19. Seen the Mona Lisa in France.
20. Slept on an overnight train.
21. Had a pillow fight.
22. Hitch hiked.
23. Taken a sick day when you’re not ill.

24. Built a snow fort.
25. Held a lamb.
26. Gone skinny dipping.
27. Run a Marathon.
28. Ridden in a gondola in Venice.-
29. Seen a total eclipse. (Lunar, not solar)
30. Watched a sunrise or sunset.
31. Hit a home run. (If pickup games after grade school count.)
32. Been on a cruise.
33. Seen Niagara Falls in person.
34. Visited the birthplace of your ancestors. (A short stopover at Llandrindod Wells, Wales; A drive through the North Carolina mountains.)
35. Seen an Amish community. Not a real visit - - Drove through a couple on my travels.)

36. Taught yourself a new language.
37. Had enough money to be truly satisfied.
38. Seen the Leaning Tower of Pisa in person.

39. Gone rock climbing.
40. Seen Michelangelo's David.
41. Sung karaoke.
42. Seen Old Faithful geyser erupt.
43. Bought a stranger a meal at a restaurant.
44. Visited Africa.
45. Walked on a beach by moonlight.
46. Been transported in an ambulance.
47. Had your portrait painted (drawn.)
48. Gone deep sea fishing.
49. Seen the Sistine Chapel in person.
50. Been to the top of the Eiffel Tower in Paris.
51. Gone scuba diving or snorkeling.
52. Kissed in the rain.
53. Played in the mud.
54. Gone to a drive-in theater.
55. Been in a movie. (Low budget, made by a pal.)
56. Visited the Great Wall of China
57. Started a business. (It lasted about four weeks.)
58. Taken a martial arts class.
59. Visited Russia.
60. Served at a soup kitchen.
61. Sold Girl Scout Cookies.
62. Gone whale watching.
63. Got flowers for no reason.
64. Donated blood, platelets or plasma.
65. Gone sky diving.
66. Visited a Nazi Concentration Camp.
67. Bounced a check.
68. Flown in a helicopter.
69. Saved a favorite childhood toy
70. Visited the Lincoln Memorial.
71. Eaten Caviar.
72. Pieced a quilt.
73. Stood in Times Square.
74. Toured the Everglades. Only from the air. That was plenty.
75. Been fired from a job.
76. Seen the Changing of the Guards in London.
77. Broken a bone.
78. Been on a speeding motorcycle.
79. Seen the Grand Canyon in person.
80. Published a book.
81. Visited the Vatican.
82. Bought a brand new car.
83. Walked in Jerusalem.
84. Had your picture in the newspaper.
85. Read the entire Bible.
86. Visited the White House.
87. Killed and prepared an animal for eating.
88. Had chickenpox.
89. Saved someone’s life.
90. Sat on a jury.
91. Met someone famous.
92. Joined a book club.
93. Lost a loved one.
94. Had a baby. Did my part, anyway - - x2
95. Seen the Alamo in person.
96. Swam in the Great Salt Lake.
97. Been involved in a law suit.
98. Owned a cell phone.
99. Been stung by a bee.
100. Read an entire book in one day.

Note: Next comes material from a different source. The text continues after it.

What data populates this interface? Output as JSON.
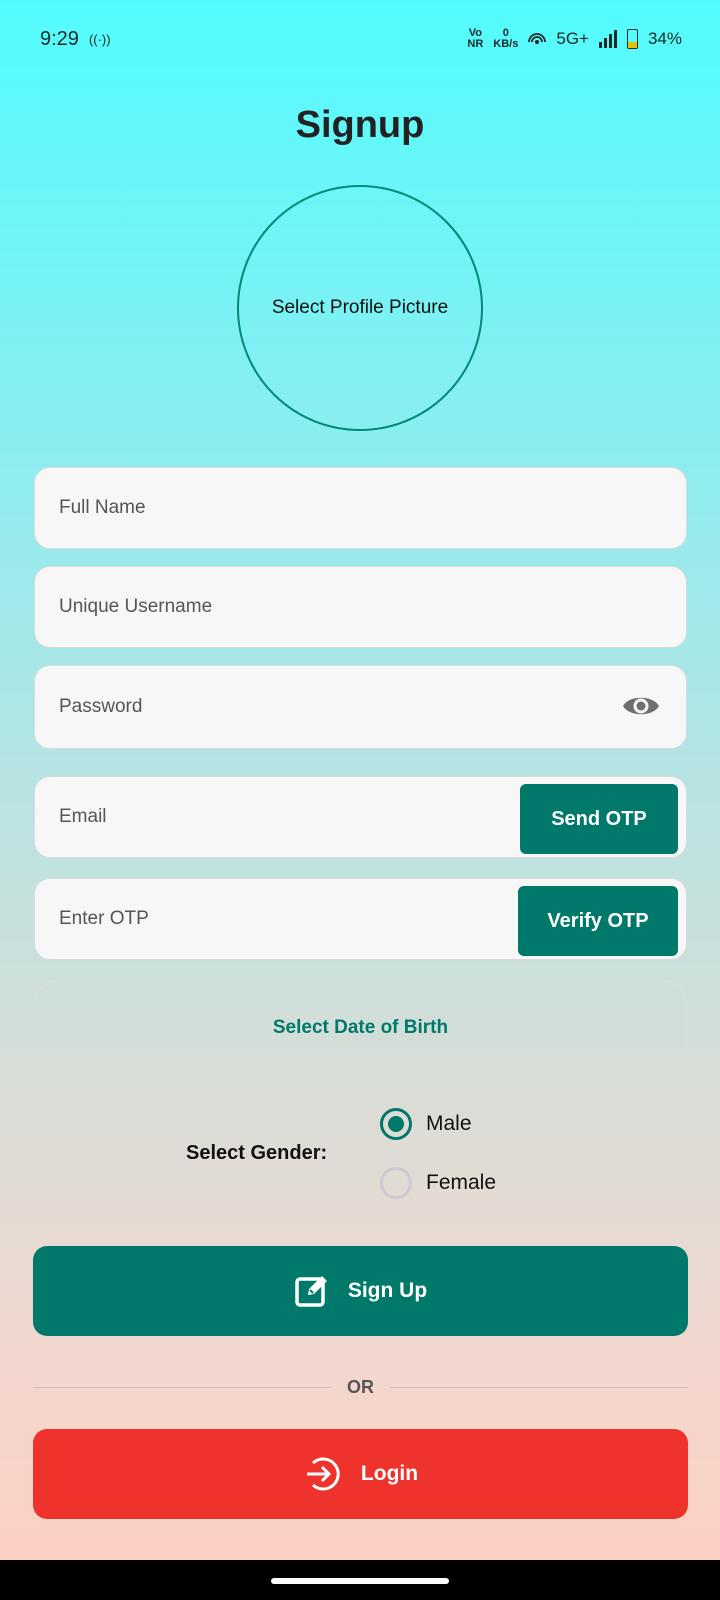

If you have a blog, you are hereby invited to adopt and modify this one. It’s a way for us to know a bit more about one another.